_Records from a collection_:
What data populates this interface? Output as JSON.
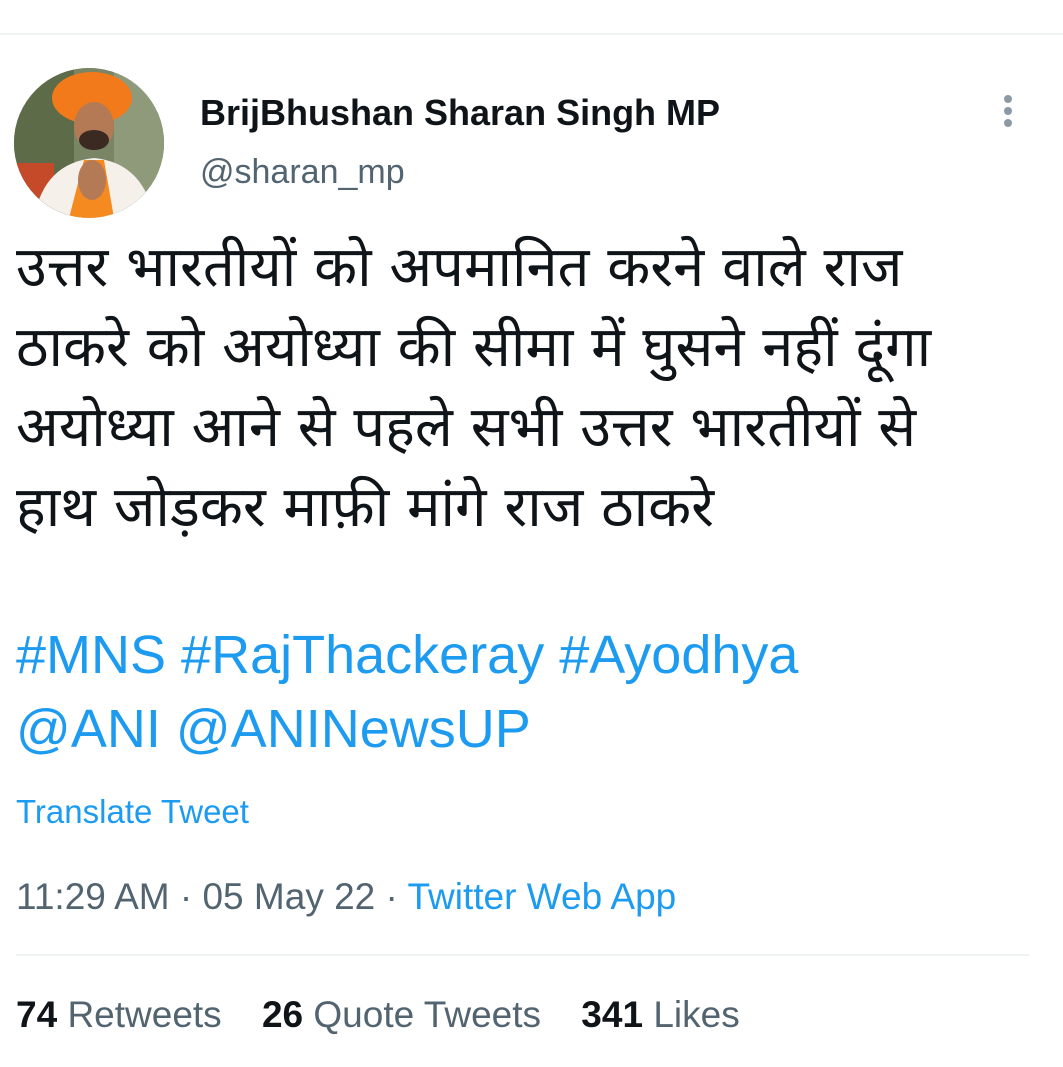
{
  "author": {
    "name": "BrijBhushan Sharan Singh MP",
    "handle": "@sharan_mp"
  },
  "tweet": {
    "lines": [
      "उत्तर भारतीयों को अपमानित करने वाले राज",
      "ठाकरे को अयोध्या की सीमा में घुसने नहीं दूंगा",
      "अयोध्या आने से पहले सभी उत्तर भारतीयों से",
      "हाथ जोड़कर माफ़ी मांगे राज ठाकरे"
    ],
    "hashtags": [
      "#MNS",
      "#RajThackeray",
      "#Ayodhya"
    ],
    "mentions": [
      "@ANI",
      "@ANINewsUP"
    ],
    "translate_label": "Translate Tweet",
    "time": "11:29 AM",
    "separator": "·",
    "date": "05 May 22",
    "source": "Twitter Web App"
  },
  "stats": {
    "retweets_count": "74",
    "retweets_label": "Retweets",
    "quotes_count": "26",
    "quotes_label": "Quote Tweets",
    "likes_count": "341",
    "likes_label": "Likes"
  },
  "icons": {
    "more": "more-vertical-icon"
  },
  "colors": {
    "link": "#1d9bf0",
    "secondary_text": "#536471",
    "primary_text": "#0f1419"
  }
}
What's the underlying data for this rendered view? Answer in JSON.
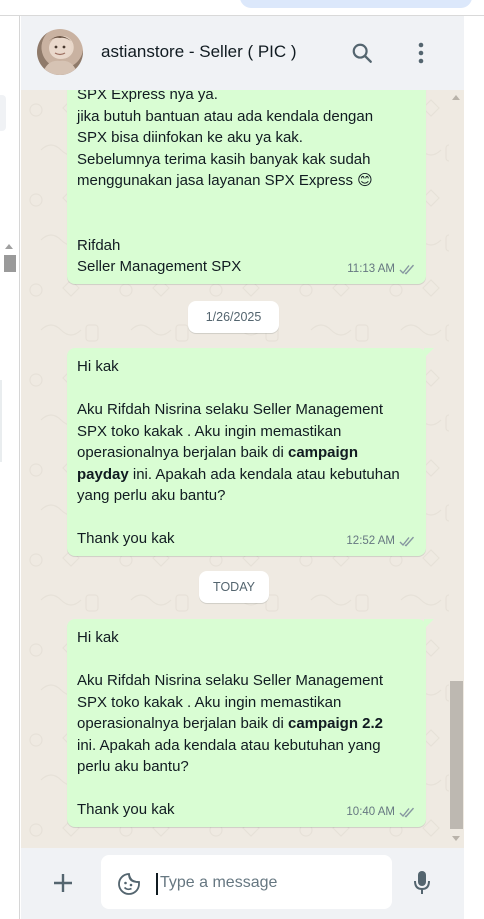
{
  "header": {
    "contact_name": "astianstore - Seller ( PIC )",
    "search_icon": "search-icon",
    "menu_icon": "more-vertical-icon"
  },
  "messages": [
    {
      "lines": [
        "SPX Express nya ya.",
        "jika butuh bantuan atau ada kendala dengan",
        "SPX bisa diinfokan ke aku ya kak.",
        "Sebelumnya terima kasih banyak kak sudah",
        "menggunakan jasa layanan SPX Express 😊",
        "",
        "",
        "Rifdah",
        "Seller Management SPX"
      ],
      "time": "11:13 AM",
      "status_icon": "double-check-icon"
    },
    {
      "lines": [
        "Hi kak",
        "",
        "Aku Rifdah Nisrina selaku Seller Management",
        "SPX toko kakak . Aku ingin memastikan",
        "operasionalnya berjalan baik di",
        "payday",
        "yang perlu aku bantu?",
        "",
        "Thank you kak"
      ],
      "bold_1": "campaign",
      "tail_1": " ini. Apakah ada kendala atau kebutuhan",
      "time": "12:52 AM",
      "status_icon": "double-check-icon"
    },
    {
      "lines": [
        "Hi kak",
        "",
        "Aku Rifdah Nisrina selaku Seller Management",
        "SPX toko kakak . Aku ingin memastikan",
        "operasionalnya berjalan baik di",
        "ini. Apakah ada kendala atau kebutuhan yang",
        "perlu aku bantu?",
        "",
        "Thank you kak"
      ],
      "bold_1": "campaign 2.2",
      "time": "10:40 AM",
      "status_icon": "double-check-icon"
    }
  ],
  "date_separators": [
    "1/26/2025",
    "TODAY"
  ],
  "composer": {
    "placeholder": "Type a message",
    "attach_icon": "plus-icon",
    "sticker_icon": "sticker-icon",
    "mic_icon": "microphone-icon"
  },
  "colors": {
    "outgoing_bubble": "#d9fdd3",
    "chat_background": "#efeae2",
    "panel": "#f0f2f5",
    "meta_text": "#667781"
  }
}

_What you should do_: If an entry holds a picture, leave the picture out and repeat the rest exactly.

_Solution to the problem_:
What data populates this interface? Output as JSON.
{
  "author": {
    "name": "BrijBhushan Sharan Singh MP",
    "handle": "@sharan_mp"
  },
  "tweet": {
    "lines": [
      "उत्तर भारतीयों को अपमानित करने वाले राज",
      "ठाकरे को अयोध्या की सीमा में घुसने नहीं दूंगा",
      "अयोध्या आने से पहले सभी उत्तर भारतीयों से",
      "हाथ जोड़कर माफ़ी मांगे राज ठाकरे"
    ],
    "hashtags": [
      "#MNS",
      "#RajThackeray",
      "#Ayodhya"
    ],
    "mentions": [
      "@ANI",
      "@ANINewsUP"
    ],
    "translate_label": "Translate Tweet",
    "time": "11:29 AM",
    "separator": "·",
    "date": "05 May 22",
    "source": "Twitter Web App"
  },
  "stats": {
    "retweets_count": "74",
    "retweets_label": "Retweets",
    "quotes_count": "26",
    "quotes_label": "Quote Tweets",
    "likes_count": "341",
    "likes_label": "Likes"
  },
  "icons": {
    "more": "more-vertical-icon"
  },
  "colors": {
    "link": "#1d9bf0",
    "secondary_text": "#536471",
    "primary_text": "#0f1419"
  }
}
What's the underlying data for this rendered view? Answer in JSON.
{
  "header": {
    "contact_name": "astianstore - Seller ( PIC )",
    "search_icon": "search-icon",
    "menu_icon": "more-vertical-icon"
  },
  "messages": [
    {
      "lines": [
        "SPX Express nya ya.",
        "jika butuh bantuan atau ada kendala dengan",
        "SPX bisa diinfokan ke aku ya kak.",
        "Sebelumnya terima kasih banyak kak sudah",
        "menggunakan jasa layanan SPX Express 😊",
        "",
        "",
        "Rifdah",
        "Seller Management SPX"
      ],
      "time": "11:13 AM",
      "status_icon": "double-check-icon"
    },
    {
      "lines": [
        "Hi kak",
        "",
        "Aku Rifdah Nisrina selaku Seller Management",
        "SPX toko kakak . Aku ingin memastikan",
        "operasionalnya berjalan baik di",
        "payday",
        "yang perlu aku bantu?",
        "",
        "Thank you kak"
      ],
      "bold_1": "campaign",
      "tail_1": " ini. Apakah ada kendala atau kebutuhan",
      "time": "12:52 AM",
      "status_icon": "double-check-icon"
    },
    {
      "lines": [
        "Hi kak",
        "",
        "Aku Rifdah Nisrina selaku Seller Management",
        "SPX toko kakak . Aku ingin memastikan",
        "operasionalnya berjalan baik di",
        "ini. Apakah ada kendala atau kebutuhan yang",
        "perlu aku bantu?",
        "",
        "Thank you kak"
      ],
      "bold_1": "campaign 2.2",
      "time": "10:40 AM",
      "status_icon": "double-check-icon"
    }
  ],
  "date_separators": [
    "1/26/2025",
    "TODAY"
  ],
  "composer": {
    "placeholder": "Type a message",
    "attach_icon": "plus-icon",
    "sticker_icon": "sticker-icon",
    "mic_icon": "microphone-icon"
  },
  "colors": {
    "outgoing_bubble": "#d9fdd3",
    "chat_background": "#efeae2",
    "panel": "#f0f2f5",
    "meta_text": "#667781"
  }
}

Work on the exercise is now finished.